In a major loss for the Australian Technology Network, QUT is leaving the lobby of applied science research universities. “QUT’s strategic direction has evolved significantly since joining the ATN, and today we find ourselves on a trajectory we feel best able to pursue in our own right,” Vice Chancellor Margaret Sheil said Friday.
“While we still have much in common with the other members of the ATN and will continue to work closely with them, QUT also has a range of joint projects with other higher education institutions both in Australia and overseas.
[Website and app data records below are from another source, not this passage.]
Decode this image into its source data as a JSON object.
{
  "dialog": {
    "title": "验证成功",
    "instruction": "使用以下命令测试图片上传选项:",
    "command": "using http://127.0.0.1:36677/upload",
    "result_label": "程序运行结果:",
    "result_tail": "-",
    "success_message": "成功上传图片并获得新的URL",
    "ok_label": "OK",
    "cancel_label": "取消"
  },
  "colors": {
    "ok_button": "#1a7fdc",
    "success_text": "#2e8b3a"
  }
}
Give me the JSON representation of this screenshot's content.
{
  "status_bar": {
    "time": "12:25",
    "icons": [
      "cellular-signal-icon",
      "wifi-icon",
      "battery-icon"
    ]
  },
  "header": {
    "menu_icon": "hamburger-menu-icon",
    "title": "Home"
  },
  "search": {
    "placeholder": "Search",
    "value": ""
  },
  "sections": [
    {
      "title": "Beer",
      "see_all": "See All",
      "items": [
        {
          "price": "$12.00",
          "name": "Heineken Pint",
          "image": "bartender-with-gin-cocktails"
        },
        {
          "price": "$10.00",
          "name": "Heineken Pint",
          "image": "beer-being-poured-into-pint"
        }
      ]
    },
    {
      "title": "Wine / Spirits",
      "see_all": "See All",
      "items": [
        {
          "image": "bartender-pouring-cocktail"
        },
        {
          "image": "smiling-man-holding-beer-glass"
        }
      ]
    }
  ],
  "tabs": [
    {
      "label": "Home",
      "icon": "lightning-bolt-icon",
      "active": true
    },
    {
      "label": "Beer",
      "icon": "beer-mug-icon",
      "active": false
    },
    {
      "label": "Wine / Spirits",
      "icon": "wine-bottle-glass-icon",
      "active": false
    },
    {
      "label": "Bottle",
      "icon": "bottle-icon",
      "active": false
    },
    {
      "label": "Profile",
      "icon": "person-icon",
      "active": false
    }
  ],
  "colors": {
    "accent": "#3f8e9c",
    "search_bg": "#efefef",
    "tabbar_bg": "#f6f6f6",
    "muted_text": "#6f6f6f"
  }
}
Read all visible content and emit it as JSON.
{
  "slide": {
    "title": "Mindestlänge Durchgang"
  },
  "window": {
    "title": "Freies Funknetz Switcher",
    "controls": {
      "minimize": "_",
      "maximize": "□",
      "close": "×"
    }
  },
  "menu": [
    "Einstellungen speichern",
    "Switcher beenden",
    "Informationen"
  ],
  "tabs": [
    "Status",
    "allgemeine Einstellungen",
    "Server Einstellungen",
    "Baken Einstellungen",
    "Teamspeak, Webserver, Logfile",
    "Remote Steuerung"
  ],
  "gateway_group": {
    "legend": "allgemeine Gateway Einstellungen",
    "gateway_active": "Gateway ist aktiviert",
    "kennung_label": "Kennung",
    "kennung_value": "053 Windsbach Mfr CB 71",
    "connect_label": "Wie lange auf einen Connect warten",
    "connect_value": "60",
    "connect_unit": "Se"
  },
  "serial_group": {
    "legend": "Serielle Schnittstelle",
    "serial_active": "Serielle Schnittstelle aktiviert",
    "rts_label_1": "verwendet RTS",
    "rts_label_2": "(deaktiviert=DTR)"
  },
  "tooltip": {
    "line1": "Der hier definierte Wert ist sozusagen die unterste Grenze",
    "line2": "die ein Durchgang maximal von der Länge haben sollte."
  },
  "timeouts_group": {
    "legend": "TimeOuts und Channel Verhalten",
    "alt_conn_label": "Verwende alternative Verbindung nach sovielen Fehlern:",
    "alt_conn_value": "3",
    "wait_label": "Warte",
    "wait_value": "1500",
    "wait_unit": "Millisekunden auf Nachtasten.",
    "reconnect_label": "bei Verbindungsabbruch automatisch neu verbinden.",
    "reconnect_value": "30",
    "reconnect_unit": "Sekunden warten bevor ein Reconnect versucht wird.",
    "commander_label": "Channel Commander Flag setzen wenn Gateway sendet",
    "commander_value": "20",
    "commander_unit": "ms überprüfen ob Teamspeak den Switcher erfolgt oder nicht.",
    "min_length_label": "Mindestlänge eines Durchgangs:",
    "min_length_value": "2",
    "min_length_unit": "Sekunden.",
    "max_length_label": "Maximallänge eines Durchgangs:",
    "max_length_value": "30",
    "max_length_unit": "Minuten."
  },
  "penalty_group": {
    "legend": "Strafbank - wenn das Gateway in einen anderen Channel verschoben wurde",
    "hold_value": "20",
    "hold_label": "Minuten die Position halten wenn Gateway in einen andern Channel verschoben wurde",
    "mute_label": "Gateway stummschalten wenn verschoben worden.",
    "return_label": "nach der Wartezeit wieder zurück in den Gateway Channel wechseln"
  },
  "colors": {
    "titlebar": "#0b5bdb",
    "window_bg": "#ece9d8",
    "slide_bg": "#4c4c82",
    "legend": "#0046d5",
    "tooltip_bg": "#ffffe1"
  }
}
We feel it is best to pursue these collaborations independent of a sub-grouping affiliation.”
However, Professor Sheil also said “no other network affiliation is on the agenda”.
In a separate statement released by the ATN she also said, “QUT will focus its advocacy effort in Queensland and through Universities Australia while continuing to build on strong connections with individual institutions.”
With QUT gone the ATN consists of UTS, RMIT the University of South Australia and Curtin U.
ATN chair, RMIT VC Martin Bean thanked QUT “for its many contributions,” adding that collaborations between the university and network, “would undoubtedly continue.”